Start of Records supplied
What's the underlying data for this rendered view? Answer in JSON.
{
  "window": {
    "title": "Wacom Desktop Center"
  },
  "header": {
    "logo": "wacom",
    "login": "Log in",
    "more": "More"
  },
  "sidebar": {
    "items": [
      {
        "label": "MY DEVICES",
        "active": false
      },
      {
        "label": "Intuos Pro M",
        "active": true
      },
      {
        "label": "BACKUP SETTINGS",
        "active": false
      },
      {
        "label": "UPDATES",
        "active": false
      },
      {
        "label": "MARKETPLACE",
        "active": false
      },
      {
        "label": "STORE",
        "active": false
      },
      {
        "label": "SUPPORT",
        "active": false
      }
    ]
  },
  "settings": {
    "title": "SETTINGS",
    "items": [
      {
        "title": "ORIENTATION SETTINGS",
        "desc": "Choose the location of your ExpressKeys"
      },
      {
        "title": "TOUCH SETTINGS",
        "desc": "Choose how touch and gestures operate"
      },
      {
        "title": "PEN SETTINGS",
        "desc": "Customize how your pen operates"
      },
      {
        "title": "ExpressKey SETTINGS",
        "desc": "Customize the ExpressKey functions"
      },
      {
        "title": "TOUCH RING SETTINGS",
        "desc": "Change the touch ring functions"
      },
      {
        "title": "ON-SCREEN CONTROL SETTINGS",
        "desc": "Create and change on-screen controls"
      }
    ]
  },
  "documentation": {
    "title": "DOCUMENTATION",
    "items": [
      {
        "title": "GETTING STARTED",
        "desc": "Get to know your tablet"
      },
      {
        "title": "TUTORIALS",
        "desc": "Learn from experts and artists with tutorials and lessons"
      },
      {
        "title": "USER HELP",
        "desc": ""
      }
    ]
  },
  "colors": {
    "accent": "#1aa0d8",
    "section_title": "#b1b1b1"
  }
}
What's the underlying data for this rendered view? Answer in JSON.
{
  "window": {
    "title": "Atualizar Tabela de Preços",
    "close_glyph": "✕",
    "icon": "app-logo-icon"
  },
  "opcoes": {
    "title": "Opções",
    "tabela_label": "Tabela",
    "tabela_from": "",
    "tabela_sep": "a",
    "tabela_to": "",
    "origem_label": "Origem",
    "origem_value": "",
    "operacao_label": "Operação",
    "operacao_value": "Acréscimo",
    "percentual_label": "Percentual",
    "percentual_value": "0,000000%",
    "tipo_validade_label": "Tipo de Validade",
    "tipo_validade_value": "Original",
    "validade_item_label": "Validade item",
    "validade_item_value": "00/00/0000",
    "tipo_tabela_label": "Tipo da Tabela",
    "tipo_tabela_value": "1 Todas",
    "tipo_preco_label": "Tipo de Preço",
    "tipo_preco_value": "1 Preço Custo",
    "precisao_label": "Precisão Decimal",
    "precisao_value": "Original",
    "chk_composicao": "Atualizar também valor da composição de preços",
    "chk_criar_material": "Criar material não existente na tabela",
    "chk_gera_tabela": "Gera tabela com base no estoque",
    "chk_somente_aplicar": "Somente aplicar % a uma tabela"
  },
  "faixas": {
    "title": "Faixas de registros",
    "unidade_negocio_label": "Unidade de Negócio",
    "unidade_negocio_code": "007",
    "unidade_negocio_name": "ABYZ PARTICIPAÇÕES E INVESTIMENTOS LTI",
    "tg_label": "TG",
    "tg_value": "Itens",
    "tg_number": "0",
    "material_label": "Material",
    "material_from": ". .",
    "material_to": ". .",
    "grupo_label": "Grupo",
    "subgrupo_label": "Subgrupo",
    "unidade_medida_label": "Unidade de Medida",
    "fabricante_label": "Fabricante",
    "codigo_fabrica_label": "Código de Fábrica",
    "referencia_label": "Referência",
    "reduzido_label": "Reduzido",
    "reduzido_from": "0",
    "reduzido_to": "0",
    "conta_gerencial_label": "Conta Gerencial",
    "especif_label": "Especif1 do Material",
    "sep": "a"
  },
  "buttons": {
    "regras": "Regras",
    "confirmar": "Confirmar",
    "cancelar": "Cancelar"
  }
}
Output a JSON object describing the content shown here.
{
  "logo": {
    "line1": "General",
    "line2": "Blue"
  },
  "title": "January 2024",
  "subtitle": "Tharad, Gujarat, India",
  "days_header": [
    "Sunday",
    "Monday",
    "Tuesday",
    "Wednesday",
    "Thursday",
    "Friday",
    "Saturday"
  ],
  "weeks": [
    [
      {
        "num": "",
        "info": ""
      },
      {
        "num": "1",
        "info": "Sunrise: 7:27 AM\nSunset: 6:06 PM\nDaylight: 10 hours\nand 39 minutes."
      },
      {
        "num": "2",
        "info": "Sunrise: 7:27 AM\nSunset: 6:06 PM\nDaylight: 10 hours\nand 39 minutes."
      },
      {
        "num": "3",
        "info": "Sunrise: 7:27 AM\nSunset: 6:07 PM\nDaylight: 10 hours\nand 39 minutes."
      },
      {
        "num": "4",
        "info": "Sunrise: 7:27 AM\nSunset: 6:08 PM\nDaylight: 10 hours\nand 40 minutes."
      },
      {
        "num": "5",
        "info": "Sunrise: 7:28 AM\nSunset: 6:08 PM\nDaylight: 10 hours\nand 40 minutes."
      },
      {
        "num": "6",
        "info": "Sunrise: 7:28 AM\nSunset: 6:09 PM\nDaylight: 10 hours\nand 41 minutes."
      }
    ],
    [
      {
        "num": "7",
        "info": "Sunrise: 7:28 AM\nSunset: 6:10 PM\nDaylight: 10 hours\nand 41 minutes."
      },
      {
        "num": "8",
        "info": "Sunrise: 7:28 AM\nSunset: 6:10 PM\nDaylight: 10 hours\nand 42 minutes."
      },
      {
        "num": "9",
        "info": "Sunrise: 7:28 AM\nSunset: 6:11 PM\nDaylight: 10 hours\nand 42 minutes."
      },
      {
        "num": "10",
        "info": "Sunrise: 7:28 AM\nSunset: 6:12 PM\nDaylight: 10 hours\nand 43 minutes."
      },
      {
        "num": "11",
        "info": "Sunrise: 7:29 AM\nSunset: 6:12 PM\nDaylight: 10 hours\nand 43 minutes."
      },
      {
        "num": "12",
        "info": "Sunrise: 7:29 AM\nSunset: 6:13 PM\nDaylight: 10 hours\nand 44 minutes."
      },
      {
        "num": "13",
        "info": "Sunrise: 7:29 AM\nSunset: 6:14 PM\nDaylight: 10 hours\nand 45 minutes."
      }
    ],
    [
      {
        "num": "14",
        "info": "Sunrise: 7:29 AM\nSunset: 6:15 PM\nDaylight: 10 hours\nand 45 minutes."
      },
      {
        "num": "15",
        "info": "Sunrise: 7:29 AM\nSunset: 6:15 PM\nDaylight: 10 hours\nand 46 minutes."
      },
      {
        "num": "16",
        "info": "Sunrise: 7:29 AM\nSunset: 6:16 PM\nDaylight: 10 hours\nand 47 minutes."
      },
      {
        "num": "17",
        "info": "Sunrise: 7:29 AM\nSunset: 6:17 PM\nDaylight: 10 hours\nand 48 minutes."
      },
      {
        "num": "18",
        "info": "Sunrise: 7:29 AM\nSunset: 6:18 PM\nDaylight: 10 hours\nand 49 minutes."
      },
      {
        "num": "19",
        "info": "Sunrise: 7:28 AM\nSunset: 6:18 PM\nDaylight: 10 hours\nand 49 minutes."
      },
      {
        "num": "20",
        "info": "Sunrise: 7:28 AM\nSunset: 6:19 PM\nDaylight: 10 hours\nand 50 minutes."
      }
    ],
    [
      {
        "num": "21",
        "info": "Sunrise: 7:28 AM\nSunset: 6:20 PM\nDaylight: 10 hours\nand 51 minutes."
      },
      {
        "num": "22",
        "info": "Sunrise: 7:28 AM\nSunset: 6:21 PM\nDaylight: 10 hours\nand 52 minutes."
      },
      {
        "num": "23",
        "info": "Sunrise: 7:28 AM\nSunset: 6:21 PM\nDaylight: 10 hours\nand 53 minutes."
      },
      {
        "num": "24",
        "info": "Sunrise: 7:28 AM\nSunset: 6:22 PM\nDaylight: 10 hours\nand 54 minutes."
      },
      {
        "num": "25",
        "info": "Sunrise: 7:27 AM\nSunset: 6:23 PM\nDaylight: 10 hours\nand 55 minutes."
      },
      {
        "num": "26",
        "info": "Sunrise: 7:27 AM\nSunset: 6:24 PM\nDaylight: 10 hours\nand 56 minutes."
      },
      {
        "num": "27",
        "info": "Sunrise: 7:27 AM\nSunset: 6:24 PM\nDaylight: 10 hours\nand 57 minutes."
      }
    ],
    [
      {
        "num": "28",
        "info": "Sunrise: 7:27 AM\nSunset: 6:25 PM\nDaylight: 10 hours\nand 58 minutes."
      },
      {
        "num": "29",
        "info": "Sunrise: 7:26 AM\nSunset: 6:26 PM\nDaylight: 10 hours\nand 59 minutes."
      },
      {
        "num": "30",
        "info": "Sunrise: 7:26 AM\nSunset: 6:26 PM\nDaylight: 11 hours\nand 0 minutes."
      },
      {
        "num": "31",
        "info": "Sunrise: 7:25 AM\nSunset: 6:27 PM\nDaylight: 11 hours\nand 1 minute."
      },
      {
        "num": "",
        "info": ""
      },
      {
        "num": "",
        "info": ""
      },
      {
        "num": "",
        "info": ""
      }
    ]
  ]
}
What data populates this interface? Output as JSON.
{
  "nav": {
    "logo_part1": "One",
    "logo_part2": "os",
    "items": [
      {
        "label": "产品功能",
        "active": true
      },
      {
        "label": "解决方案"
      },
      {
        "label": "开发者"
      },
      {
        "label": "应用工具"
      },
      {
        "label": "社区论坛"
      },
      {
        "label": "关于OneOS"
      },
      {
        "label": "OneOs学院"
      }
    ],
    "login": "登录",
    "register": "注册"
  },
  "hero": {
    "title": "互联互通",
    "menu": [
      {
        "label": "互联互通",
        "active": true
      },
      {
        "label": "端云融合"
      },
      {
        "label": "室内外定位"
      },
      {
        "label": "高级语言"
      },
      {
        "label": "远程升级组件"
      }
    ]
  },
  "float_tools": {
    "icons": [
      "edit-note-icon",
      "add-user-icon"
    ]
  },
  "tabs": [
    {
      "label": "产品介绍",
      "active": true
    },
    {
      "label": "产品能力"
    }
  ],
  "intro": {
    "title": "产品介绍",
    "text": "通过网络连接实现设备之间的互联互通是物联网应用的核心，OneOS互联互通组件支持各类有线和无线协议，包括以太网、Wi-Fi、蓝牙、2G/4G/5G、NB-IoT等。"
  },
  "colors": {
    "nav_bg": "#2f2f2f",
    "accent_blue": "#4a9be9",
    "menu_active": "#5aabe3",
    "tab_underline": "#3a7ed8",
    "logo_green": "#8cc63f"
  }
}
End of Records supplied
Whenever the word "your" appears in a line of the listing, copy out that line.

#### [Output]
        "desc": "Choose the location of your ExpressKeys"
        "desc": "Customize how your pen operates"
        "desc": "Get to know your tablet"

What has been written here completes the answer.